The number of food business operators registered or licensed by the food safety department has increased almost three-fold. Acording to the officials of the department, besides restaurants, bakeries and snacks manufacturers, they have also brought many home bakers and home-based catering services under the food safety ambit. The number of food businesses registered under the FSSAI act in the district has gone up from less than 6,000 outlets in last October to 17,000 as of this week, designated food safety officer Vijayalalithambigai said. “There are about 29,000 food business operators, which means we have managed to achieve at least 60% compliance. The compliance is higher among licensees or business operators with a turnover of more than Rs 12 lakh. Smaller businesses have to catch up,” she told TOI.
Food safety officials have been educating owners of new shops and eateries about rules regarding use of oil, water, packaging and serving material when they apply for registration. “We tell them not to use newspapers or printed papers to serve food and also against reusing cooking oil and artificial colours. We educate them about ways to store raw materials. We have also told them not to buy cheap tea and coffee powder and even milk, because that may be adulterated. As a result, the quality of food they offer has gone up,” a food safety officer said.In the last three days, the department had issued notices to 19 food business operators and nine small shops, asking them to obtain licenses under FSSAI.
The officials said that while compliance within the corporation limits is high, more units in rural areas need to be brought under its ambit. “In places like Valparai, the compliance is hardly 50%, because of the terrain and the fact that many estates and homes run homestays there offer food,” Vijayalalithambigai added.
Over 60kg adulterated tea dust seized in 3 days
COIMBATORE: Sale of adulterated tea is rampant in the city, taunting food safety department officials and ignoring awareness drives. In the last three days alone, officials of the department found 15 small shops selling adulterated tea and destroyed 66.5kg tea bags.
The department has been conducting a mass raid since Wednesday mainly focusing on the retail sector and checking if shops were selling products following the Food Safety and Standards Authority of India (FSSAI)(FSSAI) guidelines. “While we usually raid only godowns and wholesalers, we decided to raid shops because they have to stop stocking products that do not conform to the guidelines,” designated food safety officer Vijayalalithambigai told TOI.
“At least 15 of the 152 shops we raided were selling adulterated tea. They were mainly small shops spread across the city,” the official said.
Adulterated tea contains colouring agents and its use may increase the risk of cancer. While tea dust change colour only in hot water, adulterated tea dust change colour in cold water.
According to the officials, small shopkeepers, who buy adulterated tea from wholesalers, are attracted to it because of the low cost. “Adulterated tea dust, which is referred to as low grade tea, is often cost Rs 20 lesser than the normal tea.
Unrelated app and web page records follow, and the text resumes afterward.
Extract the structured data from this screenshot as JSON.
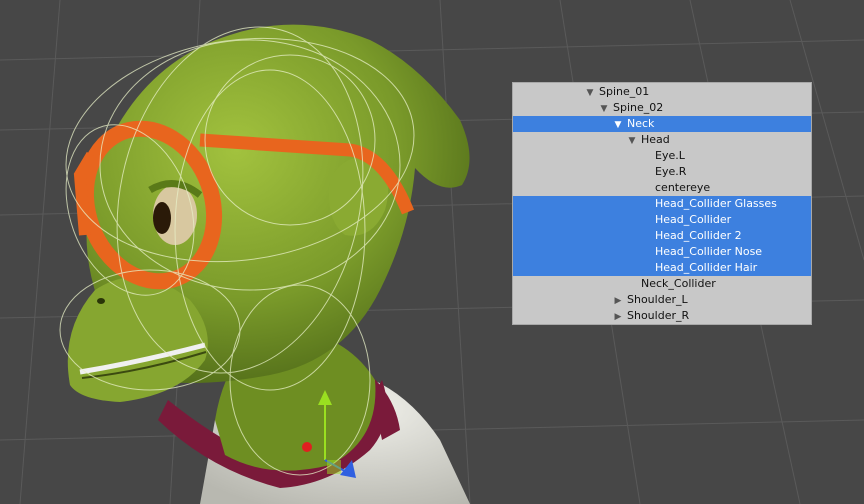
{
  "hierarchy": {
    "items": [
      {
        "label": "Spine_01",
        "depth": 0,
        "expander": "expanded",
        "selected": false
      },
      {
        "label": "Spine_02",
        "depth": 1,
        "expander": "expanded",
        "selected": false
      },
      {
        "label": "Neck",
        "depth": 2,
        "expander": "expanded",
        "selected": true
      },
      {
        "label": "Head",
        "depth": 3,
        "expander": "expanded",
        "selected": false
      },
      {
        "label": "Eye.L",
        "depth": 4,
        "expander": "none",
        "selected": false
      },
      {
        "label": "Eye.R",
        "depth": 4,
        "expander": "none",
        "selected": false
      },
      {
        "label": "centereye",
        "depth": 4,
        "expander": "none",
        "selected": false
      },
      {
        "label": "Head_Collider Glasses",
        "depth": 4,
        "expander": "none",
        "selected": true
      },
      {
        "label": "Head_Collider",
        "depth": 4,
        "expander": "none",
        "selected": true
      },
      {
        "label": "Head_Collider 2",
        "depth": 4,
        "expander": "none",
        "selected": true
      },
      {
        "label": "Head_Collider Nose",
        "depth": 4,
        "expander": "none",
        "selected": true
      },
      {
        "label": "Head_Collider Hair",
        "depth": 4,
        "expander": "none",
        "selected": true
      },
      {
        "label": "Neck_Collider",
        "depth": 3,
        "expander": "none",
        "selected": false
      },
      {
        "label": "Shoulder_L",
        "depth": 2,
        "expander": "collapsed",
        "selected": false
      },
      {
        "label": "Shoulder_R",
        "depth": 2,
        "expander": "collapsed",
        "selected": false
      }
    ]
  },
  "icons": {
    "expanded": "triangle-down-icon",
    "collapsed": "triangle-right-icon"
  },
  "colors": {
    "viewport_bg": "#474747",
    "grid": "#5a5a5a",
    "panel_bg": "#c8c8c8",
    "selection": "#3d80df",
    "skin": "#7a9a2a",
    "glasses": "#e8651e",
    "shirt": "#d8d8d0",
    "collar": "#7a1a3a",
    "gizmo_y": "#9adf20",
    "gizmo_z": "#3060e0",
    "gizmo_x": "#e02020"
  }
}
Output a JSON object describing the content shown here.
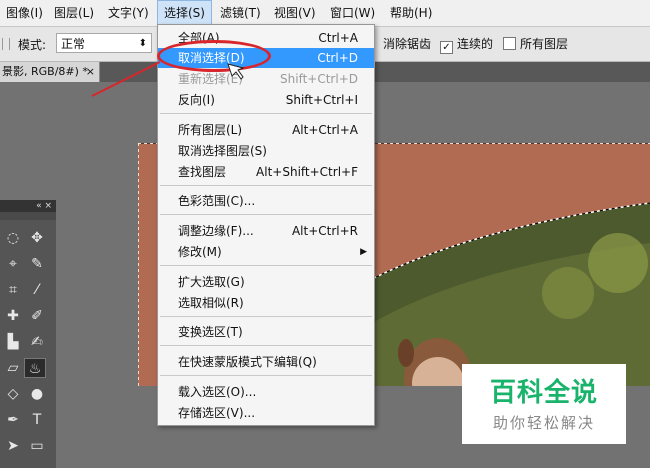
{
  "menubar": {
    "items": [
      "图像(I)",
      "图层(L)",
      "文字(Y)",
      "选择(S)",
      "滤镜(T)",
      "视图(V)",
      "窗口(W)",
      "帮助(H)"
    ]
  },
  "options": {
    "mode_label": "模式:",
    "mode_value": "正常",
    "antialias_label": "消除锯齿",
    "contiguous_label": "连续的",
    "all_layers_label": "所有图层",
    "contiguous_checked": true,
    "all_layers_checked": false
  },
  "document": {
    "tab_title": "景影, RGB/8#) *",
    "close": "×"
  },
  "select_menu": {
    "items": [
      {
        "label": "全部(A)",
        "shortcut": "Ctrl+A",
        "state": "normal"
      },
      {
        "label": "取消选择(D)",
        "shortcut": "Ctrl+D",
        "state": "highlighted"
      },
      {
        "label": "重新选择(E)",
        "shortcut": "Shift+Ctrl+D",
        "state": "disabled"
      },
      {
        "label": "反向(I)",
        "shortcut": "Shift+Ctrl+I",
        "state": "normal"
      },
      {
        "label": "所有图层(L)",
        "shortcut": "Alt+Ctrl+A",
        "state": "normal"
      },
      {
        "label": "取消选择图层(S)",
        "shortcut": "",
        "state": "normal"
      },
      {
        "label": "查找图层",
        "shortcut": "Alt+Shift+Ctrl+F",
        "state": "normal"
      },
      {
        "label": "色彩范围(C)...",
        "shortcut": "",
        "state": "normal"
      },
      {
        "label": "调整边缘(F)...",
        "shortcut": "Alt+Ctrl+R",
        "state": "normal"
      },
      {
        "label": "修改(M)",
        "shortcut": "",
        "state": "submenu"
      },
      {
        "label": "扩大选取(G)",
        "shortcut": "",
        "state": "normal"
      },
      {
        "label": "选取相似(R)",
        "shortcut": "",
        "state": "normal"
      },
      {
        "label": "变换选区(T)",
        "shortcut": "",
        "state": "normal"
      },
      {
        "label": "在快速蒙版模式下编辑(Q)",
        "shortcut": "",
        "state": "normal"
      },
      {
        "label": "载入选区(O)...",
        "shortcut": "",
        "state": "normal"
      },
      {
        "label": "存储选区(V)...",
        "shortcut": "",
        "state": "normal"
      }
    ]
  },
  "tools": {
    "panel_header": "«  ×",
    "icons": [
      "lasso-icon",
      "move-icon",
      "polygon-lasso-icon",
      "quick-select-icon",
      "crop-icon",
      "eyedropper-icon",
      "healing-icon",
      "brush-icon",
      "stamp-icon",
      "history-brush-icon",
      "eraser-icon",
      "paint-bucket-icon",
      "blur-icon",
      "dodge-icon",
      "pen-icon",
      "type-icon",
      "path-select-icon",
      "rectangle-icon"
    ]
  },
  "watermark": {
    "title": "百科全说",
    "subtitle": "助你轻松解决"
  },
  "colors": {
    "highlight": "#3399ff",
    "annotation": "#d8262c",
    "canvas_brown": "#b06b52",
    "watermark_green": "#19b36b"
  }
}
Many petty shops sell adulterated tea for Rs 6 to Rs 7 per cup compared to Rs 10 charged by bakeries,” a food safety officer said.
Meanwhile, the officials also seized 42kg pan masala and 30litres of packaged water and soft drinks stocked beyond the expiration date.
The training is being given by food safety and standards authority of India (FSSAI) officials. Nearly 142 cooks from 82 temples in and around Chennai were imparted training at the Vadapalani temple. Similar training will be given to other temple cooks region-wise.
“The cooks (called suyampagis) were from some of the big and famous temples and the training was at Vadapalani temple. The training is on how to use kitchens and how to keep vessels clean etc,” said a senior HR&CE official. A workshop was also held for the temple officials in New Delhi regarding hygienic offerings. “The FSSAI officials also visited several temple kitchens in the city as well as in other districts,” said the official.
The FSSAI officials told temple cooks to wear a chef ’s cap (to prevent hair from falling into the prasa food) and also check the taps. “The officials came into the kitchen where prasadam is cooked, as well as in the kitchen where food is cooked for annadanam (free food). The officials told the cooks not to allow water stagnation in kitchens,” said the official.
“The FSSAI officials wanted the temple cooks and contractors to use butter papers in place of plastics while packing prasadams. The officials also advised temple officials to have mosquito nets in kitchens,” he said.
Temples in Tamil Nadu are famous for various types of prasadams and ingredients used. “The FSSAI officials also spoke about the quality. They told temple officials to use quality ingredients so that prasadams are of good quality,” said the official.
The department has also trained sculptors, craftsmen, architects, weavers, goldsmiths, village temple priests, musicians, dancers, nadaswaram exponents and vendors of puja articles. “While training nadaswaram exponents the department gave ₹5,000 to each of them as an incentive,” said the official.